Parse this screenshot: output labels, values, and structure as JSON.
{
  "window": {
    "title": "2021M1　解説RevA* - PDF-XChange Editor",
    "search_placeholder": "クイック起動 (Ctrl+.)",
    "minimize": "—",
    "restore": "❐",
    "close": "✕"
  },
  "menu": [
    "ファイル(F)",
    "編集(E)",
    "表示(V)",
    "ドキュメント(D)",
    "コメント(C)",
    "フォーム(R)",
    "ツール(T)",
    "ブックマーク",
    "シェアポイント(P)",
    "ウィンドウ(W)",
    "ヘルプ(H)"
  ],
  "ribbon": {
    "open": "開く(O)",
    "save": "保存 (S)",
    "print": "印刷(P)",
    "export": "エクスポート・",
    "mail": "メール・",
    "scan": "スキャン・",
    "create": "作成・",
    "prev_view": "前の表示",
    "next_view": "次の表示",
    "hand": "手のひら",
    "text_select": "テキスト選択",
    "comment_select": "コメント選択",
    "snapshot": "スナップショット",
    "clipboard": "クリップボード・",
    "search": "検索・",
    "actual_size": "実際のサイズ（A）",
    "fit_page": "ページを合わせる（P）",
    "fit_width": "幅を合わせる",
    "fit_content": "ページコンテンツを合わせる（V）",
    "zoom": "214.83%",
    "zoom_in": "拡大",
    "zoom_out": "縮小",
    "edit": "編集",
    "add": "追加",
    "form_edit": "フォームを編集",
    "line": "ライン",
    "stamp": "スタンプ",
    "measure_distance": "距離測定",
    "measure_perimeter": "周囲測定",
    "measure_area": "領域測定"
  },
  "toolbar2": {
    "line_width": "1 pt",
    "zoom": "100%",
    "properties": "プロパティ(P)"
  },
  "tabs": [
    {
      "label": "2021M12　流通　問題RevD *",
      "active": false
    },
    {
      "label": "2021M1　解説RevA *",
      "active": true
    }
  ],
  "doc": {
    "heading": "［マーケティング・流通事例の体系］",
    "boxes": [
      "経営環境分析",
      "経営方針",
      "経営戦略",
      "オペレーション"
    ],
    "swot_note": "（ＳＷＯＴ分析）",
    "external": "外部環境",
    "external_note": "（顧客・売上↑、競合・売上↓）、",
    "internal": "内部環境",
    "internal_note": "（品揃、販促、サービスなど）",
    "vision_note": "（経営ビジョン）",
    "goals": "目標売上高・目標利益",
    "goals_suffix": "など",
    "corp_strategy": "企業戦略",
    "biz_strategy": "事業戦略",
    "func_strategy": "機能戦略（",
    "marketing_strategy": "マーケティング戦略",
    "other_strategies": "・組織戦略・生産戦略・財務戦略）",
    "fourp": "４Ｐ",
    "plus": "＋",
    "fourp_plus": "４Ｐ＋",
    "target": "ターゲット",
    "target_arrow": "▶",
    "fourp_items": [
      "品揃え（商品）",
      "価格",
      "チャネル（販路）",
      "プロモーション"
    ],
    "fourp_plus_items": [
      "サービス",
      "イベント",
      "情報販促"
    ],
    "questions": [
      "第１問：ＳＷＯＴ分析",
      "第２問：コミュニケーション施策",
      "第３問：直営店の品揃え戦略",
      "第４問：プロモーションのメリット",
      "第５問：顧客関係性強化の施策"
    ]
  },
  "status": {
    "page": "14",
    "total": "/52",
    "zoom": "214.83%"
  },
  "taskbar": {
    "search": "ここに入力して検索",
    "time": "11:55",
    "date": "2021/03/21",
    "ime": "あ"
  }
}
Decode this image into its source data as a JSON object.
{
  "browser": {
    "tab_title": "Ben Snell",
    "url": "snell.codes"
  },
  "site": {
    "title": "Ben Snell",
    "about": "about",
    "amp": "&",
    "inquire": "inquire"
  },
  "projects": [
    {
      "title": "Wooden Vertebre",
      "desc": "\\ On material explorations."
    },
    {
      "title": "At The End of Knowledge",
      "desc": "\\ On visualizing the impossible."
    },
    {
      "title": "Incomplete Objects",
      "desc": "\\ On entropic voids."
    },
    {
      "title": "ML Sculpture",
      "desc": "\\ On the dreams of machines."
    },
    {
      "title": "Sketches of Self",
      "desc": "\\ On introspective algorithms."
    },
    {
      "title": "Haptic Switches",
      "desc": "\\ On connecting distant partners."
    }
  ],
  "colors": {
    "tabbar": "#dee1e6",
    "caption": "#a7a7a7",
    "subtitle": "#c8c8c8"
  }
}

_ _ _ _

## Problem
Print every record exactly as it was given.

## Result of this task
Parse this screenshot: output labels, values, and structure as JSON.
{
  "window": {
    "title": "2021M1　解説RevA* - PDF-XChange Editor",
    "search_placeholder": "クイック起動 (Ctrl+.)",
    "minimize": "—",
    "restore": "❐",
    "close": "✕"
  },
  "menu": [
    "ファイル(F)",
    "編集(E)",
    "表示(V)",
    "ドキュメント(D)",
    "コメント(C)",
    "フォーム(R)",
    "ツール(T)",
    "ブックマーク",
    "シェアポイント(P)",
    "ウィンドウ(W)",
    "ヘルプ(H)"
  ],
  "ribbon": {
    "open": "開く(O)",
    "save": "保存 (S)",
    "print": "印刷(P)",
    "export": "エクスポート・",
    "mail": "メール・",
    "scan": "スキャン・",
    "create": "作成・",
    "prev_view": "前の表示",
    "next_view": "次の表示",
    "hand": "手のひら",
    "text_select": "テキスト選択",
    "comment_select": "コメント選択",
    "snapshot": "スナップショット",
    "clipboard": "クリップボード・",
    "search": "検索・",
    "actual_size": "実際のサイズ（A）",
    "fit_page": "ページを合わせる（P）",
    "fit_width": "幅を合わせる",
    "fit_content": "ページコンテンツを合わせる（V）",
    "zoom": "214.83%",
    "zoom_in": "拡大",
    "zoom_out": "縮小",
    "edit": "編集",
    "add": "追加",
    "form_edit": "フォームを編集",
    "line": "ライン",
    "stamp": "スタンプ",
    "measure_distance": "距離測定",
    "measure_perimeter": "周囲測定",
    "measure_area": "領域測定"
  },
  "toolbar2": {
    "line_width": "1 pt",
    "zoom": "100%",
    "properties": "プロパティ(P)"
  },
  "tabs": [
    {
      "label": "2021M12　流通　問題RevD *",
      "active": false
    },
    {
      "label": "2021M1　解説RevA *",
      "active": true
    }
  ],
  "doc": {
    "heading": "［マーケティング・流通事例の体系］",
    "boxes": [
      "経営環境分析",
      "経営方針",
      "経営戦略",
      "オペレーション"
    ],
    "swot_note": "（ＳＷＯＴ分析）",
    "external": "外部環境",
    "external_note": "（顧客・売上↑、競合・売上↓）、",
    "internal": "内部環境",
    "internal_note": "（品揃、販促、サービスなど）",
    "vision_note": "（経営ビジョン）",
    "goals": "目標売上高・目標利益",
    "goals_suffix": "など",
    "corp_strategy": "企業戦略",
    "biz_strategy": "事業戦略",
    "func_strategy": "機能戦略（",
    "marketing_strategy": "マーケティング戦略",
    "other_strategies": "・組織戦略・生産戦略・財務戦略）",
    "fourp": "４Ｐ",
    "plus": "＋",
    "fourp_plus": "４Ｐ＋",
    "target": "ターゲット",
    "target_arrow": "▶",
    "fourp_items": [
      "品揃え（商品）",
      "価格",
      "チャネル（販路）",
      "プロモーション"
    ],
    "fourp_plus_items": [
      "サービス",
      "イベント",
      "情報販促"
    ],
    "questions": [
      "第１問：ＳＷＯＴ分析",
      "第２問：コミュニケーション施策",
      "第３問：直営店の品揃え戦略",
      "第４問：プロモーションのメリット",
      "第５問：顧客関係性強化の施策"
    ]
  },
  "status": {
    "page": "14",
    "total": "/52",
    "zoom": "214.83%"
  },
  "taskbar": {
    "search": "ここに入力して検索",
    "time": "11:55",
    "date": "2021/03/21",
    "ime": "あ"
  }
}
Decode this image into its source data as a JSON object.
{
  "browser": {
    "tab_title": "Ben Snell",
    "url": "snell.codes"
  },
  "site": {
    "title": "Ben Snell",
    "about": "about",
    "amp": "&",
    "inquire": "inquire"
  },
  "projects": [
    {
      "title": "Wooden Vertebre",
      "desc": "\\ On material explorations."
    },
    {
      "title": "At The End of Knowledge",
      "desc": "\\ On visualizing the impossible."
    },
    {
      "title": "Incomplete Objects",
      "desc": "\\ On entropic voids."
    },
    {
      "title": "ML Sculpture",
      "desc": "\\ On the dreams of machines."
    },
    {
      "title": "Sketches of Self",
      "desc": "\\ On introspective algorithms."
    },
    {
      "title": "Haptic Switches",
      "desc": "\\ On connecting distant partners."
    }
  ],
  "colors": {
    "tabbar": "#dee1e6",
    "caption": "#a7a7a7",
    "subtitle": "#c8c8c8"
  }
}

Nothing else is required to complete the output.